Citing the new third-story rule, Linden Nelson seeking redevelopment
The owner of the Crystal Palace building said he is entertaining offers from prospective buyers so the historic property can be redeveloped into lodging.
“There are three or four interested parties I have spoken to in the last three months and we’ve been discussing where to take it, what to do with it,” said Linden Nelson, a Michigan businessman who bought the building and the one next to it on Hyman Avenue in 2008 and 2007, respectively.
Aspen Mayor Mick Ireland said Nelson reached out to him a month or two ago, asking him what the political will would be to get approval for a three-story redevelopment.
“He asked what the possibility would be of putting lodging and a restaurant on his property,” Ireland said. “We’d welcome that.”
Nelson said he talked to the mayor because he wanted to get a better understanding of the city’s “wish list.”
“Rooms in that corridor are needed,” Nelson said. “We want to see something there that is great for that corner of downtown.”
The redevelopment concept comes after Aspen City Council passed a new land-use rule that encourages lodging in the downtown core.
After reducing allowed new building heights from 42 to 28 feet in 2012, the council in January passed a zoning law that allows three-story developments as long as they’re on the north side of the street and only if they’re used for lodging. The north-side stipulation is because tall buildings on the south side of the street block more sunlight and lead to ice build-up. The Crystal Palace building is located on the north side of the street.
The move was to encourage more lodging downtown. While some are skeptical that a small lodge proposal will come forward, Ireland has said in the past that with new condos being banned in downtown Aspen, more developers might find lodging to be the “highest and best use.”

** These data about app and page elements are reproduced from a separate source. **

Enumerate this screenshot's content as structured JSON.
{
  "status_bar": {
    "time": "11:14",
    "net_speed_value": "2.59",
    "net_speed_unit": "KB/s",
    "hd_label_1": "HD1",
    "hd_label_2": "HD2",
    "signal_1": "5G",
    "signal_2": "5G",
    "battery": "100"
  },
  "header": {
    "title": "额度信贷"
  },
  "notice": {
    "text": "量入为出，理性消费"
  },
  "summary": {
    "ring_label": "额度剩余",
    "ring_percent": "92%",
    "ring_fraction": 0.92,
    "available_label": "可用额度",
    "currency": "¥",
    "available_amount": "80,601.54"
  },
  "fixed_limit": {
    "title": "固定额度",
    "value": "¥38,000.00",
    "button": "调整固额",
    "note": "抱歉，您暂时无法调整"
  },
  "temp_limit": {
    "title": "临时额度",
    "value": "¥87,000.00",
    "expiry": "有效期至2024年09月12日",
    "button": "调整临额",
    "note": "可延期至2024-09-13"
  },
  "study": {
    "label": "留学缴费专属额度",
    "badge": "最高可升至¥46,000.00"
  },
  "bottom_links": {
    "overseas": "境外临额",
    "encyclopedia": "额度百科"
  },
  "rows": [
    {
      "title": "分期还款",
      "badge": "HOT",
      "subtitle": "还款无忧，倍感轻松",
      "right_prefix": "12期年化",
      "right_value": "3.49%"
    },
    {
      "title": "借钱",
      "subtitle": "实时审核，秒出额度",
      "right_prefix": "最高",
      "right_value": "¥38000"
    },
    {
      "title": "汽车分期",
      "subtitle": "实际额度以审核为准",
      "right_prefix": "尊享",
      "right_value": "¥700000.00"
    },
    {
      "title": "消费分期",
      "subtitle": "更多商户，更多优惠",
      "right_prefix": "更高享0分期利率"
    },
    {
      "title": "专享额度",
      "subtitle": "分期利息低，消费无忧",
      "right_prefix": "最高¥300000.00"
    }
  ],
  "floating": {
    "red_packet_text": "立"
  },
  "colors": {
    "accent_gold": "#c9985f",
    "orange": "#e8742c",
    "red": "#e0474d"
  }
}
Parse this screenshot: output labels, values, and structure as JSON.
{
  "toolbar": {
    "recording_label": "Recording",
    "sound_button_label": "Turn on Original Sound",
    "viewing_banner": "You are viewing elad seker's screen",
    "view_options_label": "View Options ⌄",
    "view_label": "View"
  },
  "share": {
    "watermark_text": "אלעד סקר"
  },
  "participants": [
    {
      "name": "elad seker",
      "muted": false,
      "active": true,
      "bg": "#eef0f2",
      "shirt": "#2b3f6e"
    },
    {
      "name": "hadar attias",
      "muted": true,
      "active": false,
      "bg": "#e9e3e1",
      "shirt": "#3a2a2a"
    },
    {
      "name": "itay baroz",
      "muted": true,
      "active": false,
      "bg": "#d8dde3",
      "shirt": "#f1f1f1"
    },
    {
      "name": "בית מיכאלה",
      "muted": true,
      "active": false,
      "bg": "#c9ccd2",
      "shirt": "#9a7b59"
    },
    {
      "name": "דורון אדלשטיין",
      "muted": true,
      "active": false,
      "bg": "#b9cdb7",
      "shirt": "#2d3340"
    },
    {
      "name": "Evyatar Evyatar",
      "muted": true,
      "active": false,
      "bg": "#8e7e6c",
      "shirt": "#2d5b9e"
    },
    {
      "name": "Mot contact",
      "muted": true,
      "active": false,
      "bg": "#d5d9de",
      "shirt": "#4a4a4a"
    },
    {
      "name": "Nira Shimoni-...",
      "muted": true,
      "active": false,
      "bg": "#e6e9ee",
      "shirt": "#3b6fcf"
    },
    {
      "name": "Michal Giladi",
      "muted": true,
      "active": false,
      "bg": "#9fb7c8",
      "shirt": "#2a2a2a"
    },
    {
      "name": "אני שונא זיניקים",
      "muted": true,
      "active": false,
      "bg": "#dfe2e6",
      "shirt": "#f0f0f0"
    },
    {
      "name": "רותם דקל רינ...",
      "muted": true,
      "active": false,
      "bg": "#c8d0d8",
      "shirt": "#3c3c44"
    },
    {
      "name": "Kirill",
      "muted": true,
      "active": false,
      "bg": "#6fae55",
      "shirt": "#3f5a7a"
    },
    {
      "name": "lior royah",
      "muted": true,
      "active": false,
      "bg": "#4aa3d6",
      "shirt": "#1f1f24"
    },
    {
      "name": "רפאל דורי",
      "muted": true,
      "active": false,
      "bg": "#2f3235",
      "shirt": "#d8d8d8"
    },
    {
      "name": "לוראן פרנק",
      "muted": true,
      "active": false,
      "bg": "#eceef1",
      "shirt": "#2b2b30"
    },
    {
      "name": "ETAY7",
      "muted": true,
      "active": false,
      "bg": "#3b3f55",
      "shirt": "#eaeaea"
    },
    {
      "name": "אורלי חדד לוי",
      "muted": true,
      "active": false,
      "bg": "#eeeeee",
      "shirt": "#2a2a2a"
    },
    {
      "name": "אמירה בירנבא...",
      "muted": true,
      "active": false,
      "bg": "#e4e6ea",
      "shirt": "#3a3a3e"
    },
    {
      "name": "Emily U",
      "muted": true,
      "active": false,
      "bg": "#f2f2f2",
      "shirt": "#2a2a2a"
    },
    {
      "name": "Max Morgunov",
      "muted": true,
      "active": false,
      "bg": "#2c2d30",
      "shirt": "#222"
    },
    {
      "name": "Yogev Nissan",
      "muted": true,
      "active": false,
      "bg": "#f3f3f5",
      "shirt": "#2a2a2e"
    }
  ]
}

That appears to be the case for Nelson, or who ever buys the building, which has been dark since The Palace bar closed in the winter of 2010-2011. Many people in the community, including elected officials, have lamented that the block where the Crystal Palace sits has been dark for too long. The Mother Lode building next door also has been unoccupied for years.
The Crystal Palace for more than 50 years was a popular dinner theater under the direction of Mead Metcalf, who sold the buildings to Nelson for a combined total of nearly $13 million.
Metcalf joked on Tuesday that he’d buy the building back for “the right price.” He also said he is concerned about where all of the stained glass that adorned the interior of the theater has gone.
The Federal Deposit Insurance Corp. (FDIC) got involved with the property a little over a year ago when it seized United Western Bank.
Nelson had taken out a $15 million loan from the bank about the same time that he purchased the Crystal Palace building in May 2008 for $8.9 million. He bought the building next door for $4 million in late 2007.
The FDIC marketed the bank’s assets, which included the Crystal Palace loan. California-based Colony Capital Advisors picked up the loan in December 2011. Representatives from the FDIC and Colony Capital couldn’t confirm by press time whether they still have an interest in the Crystal Palace loan.
Meanwhile, three condominium properties in the Paragon building, which includes the old Ritz Carlton sales office that Nelson, as principal of Slam Commercial LLC, bought in 2005 for a combined $6 million, are in foreclosure, according to Pitkin County Treasurer records.
The $5.8 million note sits with U.S. National Bank Association. A public auction was to occur today but there were no bidders for loan, according to the treasurer’s office.